Hundreds of flights have been grounded and work suspended at damaged Fukushima nuclear reactor.

A powerful typhoon has struck an area in north-eastern Japan devastated by the 2011 tsunami.

More than 100 flights have been grounded and evacuation warning issued for thousands of people as Typhoon Lionrock reached the north-eastern Tohoku region, with wind speeds of up to 126 km recorded on Tuesday evening (30 August).

In 2011, the region was devastated by an earthquake and tsunami, damaging the Fukushima nuclear reactor and leaving more than 18,000 people dead.

More than 170,000 people were subject to evacuation, including 38,000 in Ofunato, according to the Fire and Disaster Management Agency.

Approximately 10,000 homes in the northern region were without electricity, with power lines damaged from the winds, AP reported.

The typhoon was predicted to dump about 35 cm (14 inches) of rain on the north-eastern region by Wednesday morning, more than double the average rainfall for August, Reuters reported.

Airlines cancelled hundreds of flights to and from the northern region, while bullet train services to Tohoku and Hokkaido regions were suspended.

At Fukushima, some outdoor decommissioning work was suspended as the storm neared.

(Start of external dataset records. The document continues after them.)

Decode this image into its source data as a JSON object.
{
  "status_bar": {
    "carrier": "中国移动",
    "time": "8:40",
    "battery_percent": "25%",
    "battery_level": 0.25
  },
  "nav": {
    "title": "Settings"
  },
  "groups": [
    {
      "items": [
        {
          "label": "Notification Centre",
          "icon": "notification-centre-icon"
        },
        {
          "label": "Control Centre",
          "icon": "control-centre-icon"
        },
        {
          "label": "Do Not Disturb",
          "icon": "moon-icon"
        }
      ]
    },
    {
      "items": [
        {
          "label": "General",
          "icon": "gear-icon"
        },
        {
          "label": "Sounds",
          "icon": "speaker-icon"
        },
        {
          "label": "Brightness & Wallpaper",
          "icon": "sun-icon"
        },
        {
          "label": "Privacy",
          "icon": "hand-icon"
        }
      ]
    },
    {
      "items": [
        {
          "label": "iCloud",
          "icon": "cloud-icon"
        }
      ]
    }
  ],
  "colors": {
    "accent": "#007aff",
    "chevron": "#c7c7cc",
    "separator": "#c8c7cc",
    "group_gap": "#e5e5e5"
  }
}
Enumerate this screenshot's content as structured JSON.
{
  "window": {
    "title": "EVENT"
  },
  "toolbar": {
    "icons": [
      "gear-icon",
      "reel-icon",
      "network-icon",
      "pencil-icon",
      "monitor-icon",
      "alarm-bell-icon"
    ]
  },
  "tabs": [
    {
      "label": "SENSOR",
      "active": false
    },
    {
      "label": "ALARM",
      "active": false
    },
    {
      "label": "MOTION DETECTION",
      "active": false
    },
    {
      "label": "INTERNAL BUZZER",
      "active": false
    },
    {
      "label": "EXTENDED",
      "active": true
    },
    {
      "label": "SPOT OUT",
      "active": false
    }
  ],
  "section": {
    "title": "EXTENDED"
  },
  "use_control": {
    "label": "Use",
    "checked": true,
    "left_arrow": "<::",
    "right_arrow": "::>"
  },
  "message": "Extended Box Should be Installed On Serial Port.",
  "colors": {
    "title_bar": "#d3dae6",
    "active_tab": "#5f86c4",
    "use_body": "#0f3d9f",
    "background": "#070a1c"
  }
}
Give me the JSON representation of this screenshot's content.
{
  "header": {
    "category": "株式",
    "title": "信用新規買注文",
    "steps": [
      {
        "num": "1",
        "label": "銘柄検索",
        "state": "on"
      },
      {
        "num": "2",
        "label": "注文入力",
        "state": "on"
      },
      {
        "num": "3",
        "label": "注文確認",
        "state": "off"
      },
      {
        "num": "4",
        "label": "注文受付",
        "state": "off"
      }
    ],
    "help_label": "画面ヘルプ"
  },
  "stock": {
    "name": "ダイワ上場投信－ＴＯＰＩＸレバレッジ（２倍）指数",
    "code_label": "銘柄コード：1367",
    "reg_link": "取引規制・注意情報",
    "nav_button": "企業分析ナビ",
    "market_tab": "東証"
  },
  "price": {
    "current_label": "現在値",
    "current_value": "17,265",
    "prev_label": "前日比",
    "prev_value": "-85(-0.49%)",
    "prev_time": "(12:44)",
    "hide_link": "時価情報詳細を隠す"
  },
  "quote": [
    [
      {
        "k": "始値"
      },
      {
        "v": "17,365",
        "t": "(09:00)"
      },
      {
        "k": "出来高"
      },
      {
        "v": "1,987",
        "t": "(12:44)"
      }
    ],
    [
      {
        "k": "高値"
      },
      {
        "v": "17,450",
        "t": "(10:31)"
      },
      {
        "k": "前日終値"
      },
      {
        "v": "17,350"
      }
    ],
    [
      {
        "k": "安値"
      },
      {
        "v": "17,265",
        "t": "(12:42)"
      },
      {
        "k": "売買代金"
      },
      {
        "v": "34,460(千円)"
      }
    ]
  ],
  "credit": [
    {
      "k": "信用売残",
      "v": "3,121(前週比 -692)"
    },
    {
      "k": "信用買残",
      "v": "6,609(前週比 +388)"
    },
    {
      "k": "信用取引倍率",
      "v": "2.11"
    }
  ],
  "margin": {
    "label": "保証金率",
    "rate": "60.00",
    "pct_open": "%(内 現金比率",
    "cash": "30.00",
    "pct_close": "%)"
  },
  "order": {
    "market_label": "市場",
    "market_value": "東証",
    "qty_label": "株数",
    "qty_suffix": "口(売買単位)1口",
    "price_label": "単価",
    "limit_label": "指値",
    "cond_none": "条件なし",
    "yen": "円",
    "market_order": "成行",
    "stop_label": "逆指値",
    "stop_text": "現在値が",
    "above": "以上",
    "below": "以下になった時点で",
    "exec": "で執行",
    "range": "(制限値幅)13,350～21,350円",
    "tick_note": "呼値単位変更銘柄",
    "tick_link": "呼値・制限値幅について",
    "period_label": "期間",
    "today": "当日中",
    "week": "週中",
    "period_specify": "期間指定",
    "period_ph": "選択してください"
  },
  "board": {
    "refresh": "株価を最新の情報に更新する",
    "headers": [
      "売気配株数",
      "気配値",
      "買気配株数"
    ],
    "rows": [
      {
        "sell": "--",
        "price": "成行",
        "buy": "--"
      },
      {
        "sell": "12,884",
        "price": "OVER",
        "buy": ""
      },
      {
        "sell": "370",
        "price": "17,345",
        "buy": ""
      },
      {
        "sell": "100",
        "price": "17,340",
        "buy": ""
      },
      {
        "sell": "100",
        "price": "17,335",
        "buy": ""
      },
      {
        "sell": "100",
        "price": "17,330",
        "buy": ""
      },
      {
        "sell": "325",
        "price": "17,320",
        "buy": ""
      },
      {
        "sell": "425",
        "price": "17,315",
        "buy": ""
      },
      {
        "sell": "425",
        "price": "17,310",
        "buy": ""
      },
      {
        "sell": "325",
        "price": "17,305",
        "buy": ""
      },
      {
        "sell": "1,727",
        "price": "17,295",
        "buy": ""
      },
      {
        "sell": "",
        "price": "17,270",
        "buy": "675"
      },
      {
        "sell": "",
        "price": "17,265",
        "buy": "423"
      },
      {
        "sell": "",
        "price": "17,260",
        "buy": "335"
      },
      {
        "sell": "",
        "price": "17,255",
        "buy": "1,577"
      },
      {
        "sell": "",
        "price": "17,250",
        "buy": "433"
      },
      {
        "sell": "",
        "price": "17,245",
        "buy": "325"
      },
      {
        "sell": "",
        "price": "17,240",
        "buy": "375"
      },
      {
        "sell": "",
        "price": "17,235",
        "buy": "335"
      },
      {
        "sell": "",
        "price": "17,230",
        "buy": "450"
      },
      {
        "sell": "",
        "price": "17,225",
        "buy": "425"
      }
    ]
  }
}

http://www.ibtimes.co.uk/powerful-typhoon-strikes-region-japan-devasted-by-2011-tsunami-1578738

 

August 31, 2016 Posted by | Fukushima 2016 | , , , | Leave a comment